* _YOUR TASK_
Count the lines below that contain the word "label", and state only that number.

[Records from a collection]
##########
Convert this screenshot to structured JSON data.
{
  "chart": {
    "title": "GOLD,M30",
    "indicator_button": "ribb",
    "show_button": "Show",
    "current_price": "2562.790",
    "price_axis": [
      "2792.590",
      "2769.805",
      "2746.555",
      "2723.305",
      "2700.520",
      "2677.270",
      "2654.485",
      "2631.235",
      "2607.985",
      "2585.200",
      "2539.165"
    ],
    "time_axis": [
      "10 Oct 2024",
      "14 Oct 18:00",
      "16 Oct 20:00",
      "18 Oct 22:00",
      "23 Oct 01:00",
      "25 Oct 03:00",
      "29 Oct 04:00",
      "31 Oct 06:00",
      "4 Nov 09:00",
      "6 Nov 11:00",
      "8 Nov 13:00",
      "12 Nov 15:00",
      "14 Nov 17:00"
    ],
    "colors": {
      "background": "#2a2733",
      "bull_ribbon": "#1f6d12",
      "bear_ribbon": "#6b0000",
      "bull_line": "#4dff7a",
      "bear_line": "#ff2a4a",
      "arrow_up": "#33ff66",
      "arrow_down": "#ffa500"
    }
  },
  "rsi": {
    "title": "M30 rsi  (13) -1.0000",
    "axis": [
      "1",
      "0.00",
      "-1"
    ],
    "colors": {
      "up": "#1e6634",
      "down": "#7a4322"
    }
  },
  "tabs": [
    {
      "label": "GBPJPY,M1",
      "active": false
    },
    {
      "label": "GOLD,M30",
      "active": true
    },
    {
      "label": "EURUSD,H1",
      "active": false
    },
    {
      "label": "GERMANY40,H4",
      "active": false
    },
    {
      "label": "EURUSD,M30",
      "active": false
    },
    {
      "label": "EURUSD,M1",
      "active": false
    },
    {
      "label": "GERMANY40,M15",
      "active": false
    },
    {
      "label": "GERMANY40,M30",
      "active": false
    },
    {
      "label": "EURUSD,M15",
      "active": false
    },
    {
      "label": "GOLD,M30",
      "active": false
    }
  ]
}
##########
* _TASK ANSWER_
10